TASK OBJECTIVE >>
Whenever a line in the data contains "this", show that line.

··· PROVIDED ENTRIES ···

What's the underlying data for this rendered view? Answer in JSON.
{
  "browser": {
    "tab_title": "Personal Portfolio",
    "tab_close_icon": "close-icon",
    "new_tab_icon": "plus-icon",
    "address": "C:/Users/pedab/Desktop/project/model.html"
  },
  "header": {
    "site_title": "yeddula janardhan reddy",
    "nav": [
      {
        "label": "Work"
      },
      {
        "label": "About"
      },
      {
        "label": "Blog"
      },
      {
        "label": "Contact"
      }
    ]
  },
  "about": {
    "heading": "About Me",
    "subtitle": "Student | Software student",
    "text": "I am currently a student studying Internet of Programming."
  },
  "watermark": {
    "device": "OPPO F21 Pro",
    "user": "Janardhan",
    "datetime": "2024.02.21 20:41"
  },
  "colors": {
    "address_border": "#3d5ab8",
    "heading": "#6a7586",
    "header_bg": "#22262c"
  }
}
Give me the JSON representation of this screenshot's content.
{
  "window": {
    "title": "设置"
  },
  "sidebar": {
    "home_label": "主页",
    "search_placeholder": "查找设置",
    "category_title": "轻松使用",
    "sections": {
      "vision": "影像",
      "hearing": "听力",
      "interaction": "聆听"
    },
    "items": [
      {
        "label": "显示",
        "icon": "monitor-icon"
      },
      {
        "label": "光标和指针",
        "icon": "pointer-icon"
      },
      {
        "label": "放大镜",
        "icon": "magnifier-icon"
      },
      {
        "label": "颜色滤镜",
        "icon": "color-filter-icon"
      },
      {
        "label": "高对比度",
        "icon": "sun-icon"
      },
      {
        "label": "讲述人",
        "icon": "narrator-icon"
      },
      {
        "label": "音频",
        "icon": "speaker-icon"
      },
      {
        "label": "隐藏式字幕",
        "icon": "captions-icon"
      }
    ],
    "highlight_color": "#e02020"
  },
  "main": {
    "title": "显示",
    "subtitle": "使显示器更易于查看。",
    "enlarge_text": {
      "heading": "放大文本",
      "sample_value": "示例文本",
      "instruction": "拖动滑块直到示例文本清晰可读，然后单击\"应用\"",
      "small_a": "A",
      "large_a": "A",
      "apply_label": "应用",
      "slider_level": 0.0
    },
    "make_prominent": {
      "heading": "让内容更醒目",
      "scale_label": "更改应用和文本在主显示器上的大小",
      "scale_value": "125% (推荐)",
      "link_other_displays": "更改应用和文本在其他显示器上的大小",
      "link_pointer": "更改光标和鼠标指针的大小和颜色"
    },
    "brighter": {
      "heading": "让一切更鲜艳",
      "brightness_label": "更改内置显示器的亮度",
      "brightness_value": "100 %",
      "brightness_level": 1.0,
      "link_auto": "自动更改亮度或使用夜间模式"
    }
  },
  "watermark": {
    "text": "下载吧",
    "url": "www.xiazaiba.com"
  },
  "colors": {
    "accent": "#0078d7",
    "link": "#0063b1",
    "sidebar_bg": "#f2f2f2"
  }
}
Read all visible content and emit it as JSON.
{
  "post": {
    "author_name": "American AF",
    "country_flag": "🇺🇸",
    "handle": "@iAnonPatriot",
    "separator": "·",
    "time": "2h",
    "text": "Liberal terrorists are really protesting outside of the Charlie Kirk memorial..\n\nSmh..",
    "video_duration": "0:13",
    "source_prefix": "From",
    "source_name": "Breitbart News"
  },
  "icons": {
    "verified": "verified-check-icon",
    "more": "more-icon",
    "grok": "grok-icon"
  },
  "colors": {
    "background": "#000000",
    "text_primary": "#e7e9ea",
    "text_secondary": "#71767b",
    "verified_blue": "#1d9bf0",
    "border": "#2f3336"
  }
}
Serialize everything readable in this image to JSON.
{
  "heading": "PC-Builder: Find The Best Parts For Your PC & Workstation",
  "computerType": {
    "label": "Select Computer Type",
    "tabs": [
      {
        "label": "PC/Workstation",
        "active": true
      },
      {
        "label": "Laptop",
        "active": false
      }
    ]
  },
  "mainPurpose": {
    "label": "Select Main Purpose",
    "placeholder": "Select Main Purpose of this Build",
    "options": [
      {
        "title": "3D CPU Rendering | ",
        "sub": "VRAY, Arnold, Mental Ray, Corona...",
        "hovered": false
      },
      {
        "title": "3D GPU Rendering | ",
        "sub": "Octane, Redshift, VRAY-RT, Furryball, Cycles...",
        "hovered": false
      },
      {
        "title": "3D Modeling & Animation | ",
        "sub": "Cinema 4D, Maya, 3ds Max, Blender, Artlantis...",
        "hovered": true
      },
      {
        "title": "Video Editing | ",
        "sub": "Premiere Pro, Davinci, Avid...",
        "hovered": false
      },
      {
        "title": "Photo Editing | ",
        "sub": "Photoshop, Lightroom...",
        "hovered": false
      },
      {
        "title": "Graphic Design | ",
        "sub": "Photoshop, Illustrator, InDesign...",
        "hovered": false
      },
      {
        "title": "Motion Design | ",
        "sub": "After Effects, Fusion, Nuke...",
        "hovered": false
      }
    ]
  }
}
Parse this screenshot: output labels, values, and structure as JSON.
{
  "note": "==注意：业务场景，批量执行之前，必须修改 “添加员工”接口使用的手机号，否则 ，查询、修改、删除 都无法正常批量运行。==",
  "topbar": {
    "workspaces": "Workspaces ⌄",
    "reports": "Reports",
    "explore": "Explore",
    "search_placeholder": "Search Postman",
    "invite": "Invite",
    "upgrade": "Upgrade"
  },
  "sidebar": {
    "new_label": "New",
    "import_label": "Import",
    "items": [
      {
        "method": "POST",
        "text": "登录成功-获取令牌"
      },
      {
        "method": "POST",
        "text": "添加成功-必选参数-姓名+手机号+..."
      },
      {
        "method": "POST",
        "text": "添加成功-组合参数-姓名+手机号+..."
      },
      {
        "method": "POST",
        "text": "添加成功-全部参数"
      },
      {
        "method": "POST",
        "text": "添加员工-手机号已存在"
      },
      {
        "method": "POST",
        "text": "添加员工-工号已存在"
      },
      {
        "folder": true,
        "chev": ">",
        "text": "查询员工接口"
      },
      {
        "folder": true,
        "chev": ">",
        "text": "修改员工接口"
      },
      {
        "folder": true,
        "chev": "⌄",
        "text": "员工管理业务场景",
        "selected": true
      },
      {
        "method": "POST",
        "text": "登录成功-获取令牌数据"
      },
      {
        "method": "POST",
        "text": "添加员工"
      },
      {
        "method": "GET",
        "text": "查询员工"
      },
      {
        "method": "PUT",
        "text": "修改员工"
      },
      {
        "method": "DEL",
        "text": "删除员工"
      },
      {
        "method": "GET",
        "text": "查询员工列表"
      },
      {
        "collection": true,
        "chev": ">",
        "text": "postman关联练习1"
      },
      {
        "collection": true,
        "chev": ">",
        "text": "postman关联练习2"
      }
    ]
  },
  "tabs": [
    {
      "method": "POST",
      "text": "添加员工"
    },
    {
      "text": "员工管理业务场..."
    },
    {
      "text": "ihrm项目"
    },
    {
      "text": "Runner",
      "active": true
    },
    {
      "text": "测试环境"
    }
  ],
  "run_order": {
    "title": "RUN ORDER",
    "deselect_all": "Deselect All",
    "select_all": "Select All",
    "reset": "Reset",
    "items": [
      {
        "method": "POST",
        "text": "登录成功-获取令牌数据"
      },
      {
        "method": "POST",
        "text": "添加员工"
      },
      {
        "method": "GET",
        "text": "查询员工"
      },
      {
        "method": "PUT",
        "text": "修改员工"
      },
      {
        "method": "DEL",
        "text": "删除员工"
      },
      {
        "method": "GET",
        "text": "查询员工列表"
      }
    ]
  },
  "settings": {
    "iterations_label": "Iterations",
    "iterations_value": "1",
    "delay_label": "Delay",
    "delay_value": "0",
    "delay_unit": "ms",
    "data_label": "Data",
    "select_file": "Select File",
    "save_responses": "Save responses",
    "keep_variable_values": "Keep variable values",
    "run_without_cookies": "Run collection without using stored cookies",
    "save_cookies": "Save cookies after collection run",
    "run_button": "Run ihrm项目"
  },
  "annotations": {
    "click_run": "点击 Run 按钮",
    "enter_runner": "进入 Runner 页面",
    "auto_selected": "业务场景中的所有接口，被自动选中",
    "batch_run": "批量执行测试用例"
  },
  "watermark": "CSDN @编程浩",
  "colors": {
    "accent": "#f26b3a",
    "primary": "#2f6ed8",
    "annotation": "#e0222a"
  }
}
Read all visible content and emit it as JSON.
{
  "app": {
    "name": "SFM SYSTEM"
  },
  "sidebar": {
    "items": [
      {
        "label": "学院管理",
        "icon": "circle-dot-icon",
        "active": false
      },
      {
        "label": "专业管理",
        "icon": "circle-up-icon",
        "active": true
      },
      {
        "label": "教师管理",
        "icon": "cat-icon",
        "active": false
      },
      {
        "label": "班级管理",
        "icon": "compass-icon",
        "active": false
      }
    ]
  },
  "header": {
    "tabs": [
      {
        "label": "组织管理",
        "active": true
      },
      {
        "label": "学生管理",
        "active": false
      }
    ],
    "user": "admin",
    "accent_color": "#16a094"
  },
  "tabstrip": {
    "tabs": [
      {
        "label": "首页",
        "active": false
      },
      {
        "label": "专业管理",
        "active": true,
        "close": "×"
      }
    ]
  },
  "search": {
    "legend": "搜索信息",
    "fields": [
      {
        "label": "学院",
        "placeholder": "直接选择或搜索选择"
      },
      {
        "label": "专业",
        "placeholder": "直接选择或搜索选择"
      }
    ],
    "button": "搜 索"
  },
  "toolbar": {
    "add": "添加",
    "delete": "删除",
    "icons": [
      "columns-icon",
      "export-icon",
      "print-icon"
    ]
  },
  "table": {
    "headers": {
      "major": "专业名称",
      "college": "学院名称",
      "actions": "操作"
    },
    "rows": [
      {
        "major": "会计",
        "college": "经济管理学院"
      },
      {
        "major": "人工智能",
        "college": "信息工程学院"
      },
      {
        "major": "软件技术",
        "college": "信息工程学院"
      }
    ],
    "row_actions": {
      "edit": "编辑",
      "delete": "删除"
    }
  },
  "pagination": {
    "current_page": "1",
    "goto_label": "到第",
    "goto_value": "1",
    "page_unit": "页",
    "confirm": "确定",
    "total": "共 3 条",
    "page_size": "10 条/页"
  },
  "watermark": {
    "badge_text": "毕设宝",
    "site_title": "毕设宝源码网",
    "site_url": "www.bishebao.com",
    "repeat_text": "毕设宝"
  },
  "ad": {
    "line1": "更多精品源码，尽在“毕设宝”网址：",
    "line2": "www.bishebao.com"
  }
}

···

YOUR SOLUTION >>
What's the underlying data for this rendered view? Answer in JSON.
Give me the JSON representation of this screenshot's content.
Serialize everything readable in this image to JSON.
    "placeholder": "Select Main Purpose of this Build",
Parse this screenshot: output labels, values, and structure as JSON.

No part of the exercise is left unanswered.